_Problem_
Wherever pictures occur in the entries below, leave them out and retype the rest exactly.

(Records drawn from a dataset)

- - - - -

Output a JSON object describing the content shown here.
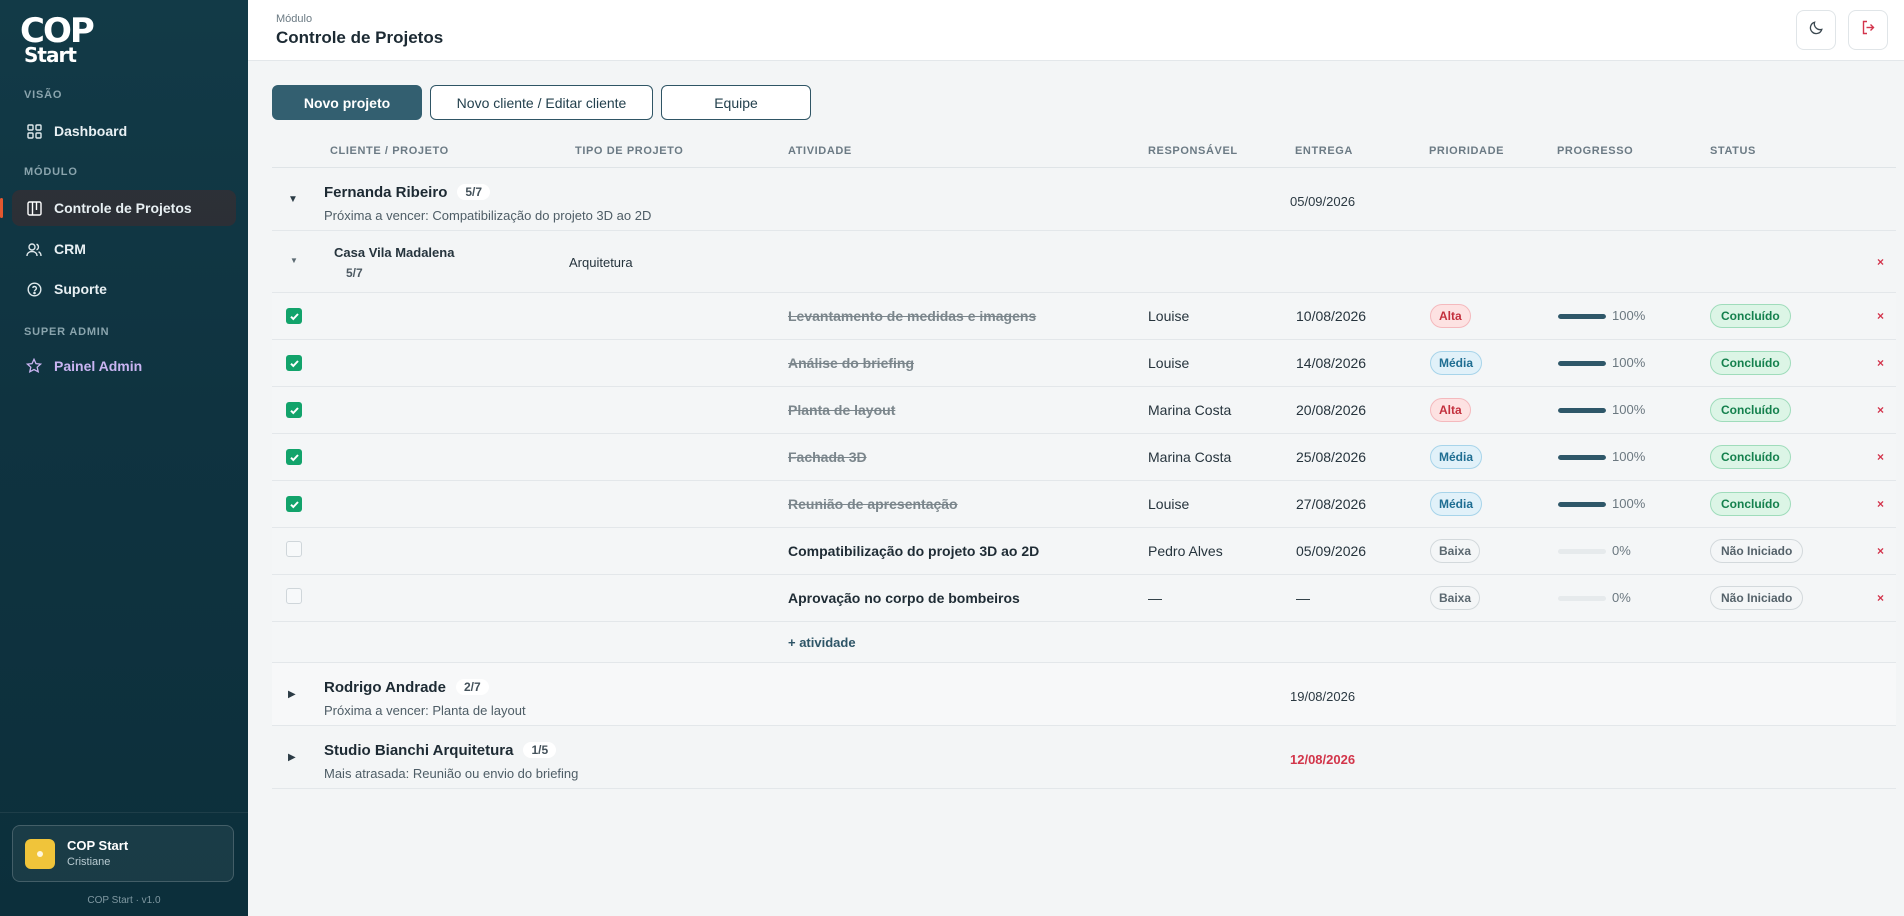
{
  "sidebar": {
    "logo_line1": "COP",
    "logo_line2": "Start",
    "sections": {
      "visao": "VISÃO",
      "modulo": "MÓDULO",
      "super_admin": "SUPER ADMIN"
    },
    "items": {
      "dashboard": "Dashboard",
      "controle": "Controle de Projetos",
      "crm": "CRM",
      "suporte": "Suporte",
      "painel_admin": "Painel Admin"
    },
    "user": {
      "name": "COP Start",
      "sub": "Cristiane"
    },
    "version": "COP Start · v1.0"
  },
  "header": {
    "crumb": "Módulo",
    "title": "Controle de Projetos"
  },
  "toolbar": {
    "new_project": "Novo projeto",
    "client": "Novo cliente / Editar cliente",
    "team": "Equipe"
  },
  "columns": {
    "client": "CLIENTE / PROJETO",
    "type": "TIPO DE PROJETO",
    "activity": "ATIVIDADE",
    "resp": "RESPONSÁVEL",
    "delivery": "ENTREGA",
    "priority": "PRIORIDADE",
    "progress": "PROGRESSO",
    "status": "STATUS"
  },
  "groups": [
    {
      "name": "Fernanda Ribeiro",
      "count": "5/7",
      "sub": "Próxima a vencer: Compatibilização do projeto 3D ao 2D",
      "date": "05/09/2026",
      "project": {
        "name": "Casa Vila Madalena",
        "count": "5/7",
        "type": "Arquitetura"
      },
      "activities": [
        {
          "name": "Levantamento de medidas e imagens",
          "resp": "Louise",
          "date": "10/08/2026",
          "priority": "Alta",
          "progress": 1,
          "progress_label": "100%",
          "status": "Concluído"
        },
        {
          "name": "Análise do briefing",
          "resp": "Louise",
          "date": "14/08/2026",
          "priority": "Média",
          "progress": 1,
          "progress_label": "100%",
          "status": "Concluído"
        },
        {
          "name": "Planta de layout",
          "resp": "Marina Costa",
          "date": "20/08/2026",
          "priority": "Alta",
          "progress": 1,
          "progress_label": "100%",
          "status": "Concluído"
        },
        {
          "name": "Fachada 3D",
          "resp": "Marina Costa",
          "date": "25/08/2026",
          "priority": "Média",
          "progress": 1,
          "progress_label": "100%",
          "status": "Concluído"
        },
        {
          "name": "Reunião de apresentação",
          "resp": "Louise",
          "date": "27/08/2026",
          "priority": "Média",
          "progress": 1,
          "progress_label": "100%",
          "status": "Concluído"
        },
        {
          "name": "Compatibilização do projeto 3D ao 2D",
          "resp": "Pedro Alves",
          "date": "05/09/2026",
          "priority": "Baixa",
          "progress": 0,
          "progress_label": "0%",
          "status": "Não Iniciado"
        },
        {
          "name": "Aprovação no corpo de bombeiros",
          "resp": "—",
          "date": "—",
          "priority": "Baixa",
          "progress": 0,
          "progress_label": "0%",
          "status": "Não Iniciado"
        }
      ],
      "add_activity": "+ atividade"
    },
    {
      "name": "Rodrigo Andrade",
      "count": "2/7",
      "sub": "Próxima a vencer: Planta de layout",
      "date": "19/08/2026"
    },
    {
      "name": "Studio Bianchi Arquitetura",
      "count": "1/5",
      "sub": "Mais atrasada: Reunião ou envio do briefing",
      "date": "12/08/2026"
    }
  ],
  "delete_glyph": "×",
  "colors": {
    "accent": "#335f70",
    "sidebar": "#0f3340",
    "success": "#14804d",
    "danger": "#d3344c"
  }
}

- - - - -

_Solution_
Output a JSON object describing the content shown here.
{
  "sidebar": {
    "logo_line1": "COP",
    "logo_line2": "Start",
    "sections": {
      "visao": "VISÃO",
      "modulo": "MÓDULO",
      "super_admin": "SUPER ADMIN"
    },
    "items": {
      "dashboard": "Dashboard",
      "controle": "Controle de Projetos",
      "crm": "CRM",
      "suporte": "Suporte",
      "painel_admin": "Painel Admin"
    },
    "user": {
      "name": "COP Start",
      "sub": "Cristiane"
    },
    "version": "COP Start · v1.0"
  },
  "header": {
    "crumb": "Módulo",
    "title": "Controle de Projetos"
  },
  "toolbar": {
    "new_project": "Novo projeto",
    "client": "Novo cliente / Editar cliente",
    "team": "Equipe"
  },
  "columns": {
    "client": "CLIENTE / PROJETO",
    "type": "TIPO DE PROJETO",
    "activity": "ATIVIDADE",
    "resp": "RESPONSÁVEL",
    "delivery": "ENTREGA",
    "priority": "PRIORIDADE",
    "progress": "PROGRESSO",
    "status": "STATUS"
  },
  "groups": [
    {
      "name": "Fernanda Ribeiro",
      "count": "5/7",
      "sub": "Próxima a vencer: Compatibilização do projeto 3D ao 2D",
      "date": "05/09/2026",
      "project": {
        "name": "Casa Vila Madalena",
        "count": "5/7",
        "type": "Arquitetura"
      },
      "activities": [
        {
          "name": "Levantamento de medidas e imagens",
          "resp": "Louise",
          "date": "10/08/2026",
          "priority": "Alta",
          "progress": 1,
          "progress_label": "100%",
          "status": "Concluído"
        },
        {
          "name": "Análise do briefing",
          "resp": "Louise",
          "date": "14/08/2026",
          "priority": "Média",
          "progress": 1,
          "progress_label": "100%",
          "status": "Concluído"
        },
        {
          "name": "Planta de layout",
          "resp": "Marina Costa",
          "date": "20/08/2026",
          "priority": "Alta",
          "progress": 1,
          "progress_label": "100%",
          "status": "Concluído"
        },
        {
          "name": "Fachada 3D",
          "resp": "Marina Costa",
          "date": "25/08/2026",
          "priority": "Média",
          "progress": 1,
          "progress_label": "100%",
          "status": "Concluído"
        },
        {
          "name": "Reunião de apresentação",
          "resp": "Louise",
          "date": "27/08/2026",
          "priority": "Média",
          "progress": 1,
          "progress_label": "100%",
          "status": "Concluído"
        },
        {
          "name": "Compatibilização do projeto 3D ao 2D",
          "resp": "Pedro Alves",
          "date": "05/09/2026",
          "priority": "Baixa",
          "progress": 0,
          "progress_label": "0%",
          "status": "Não Iniciado"
        },
        {
          "name": "Aprovação no corpo de bombeiros",
          "resp": "—",
          "date": "—",
          "priority": "Baixa",
          "progress": 0,
          "progress_label": "0%",
          "status": "Não Iniciado"
        }
      ],
      "add_activity": "+ atividade"
    },
    {
      "name": "Rodrigo Andrade",
      "count": "2/7",
      "sub": "Próxima a vencer: Planta de layout",
      "date": "19/08/2026"
    },
    {
      "name": "Studio Bianchi Arquitetura",
      "count": "1/5",
      "sub": "Mais atrasada: Reunião ou envio do briefing",
      "date": "12/08/2026"
    }
  ],
  "delete_glyph": "×",
  "colors": {
    "accent": "#335f70",
    "sidebar": "#0f3340",
    "success": "#14804d",
    "danger": "#d3344c"
  }
}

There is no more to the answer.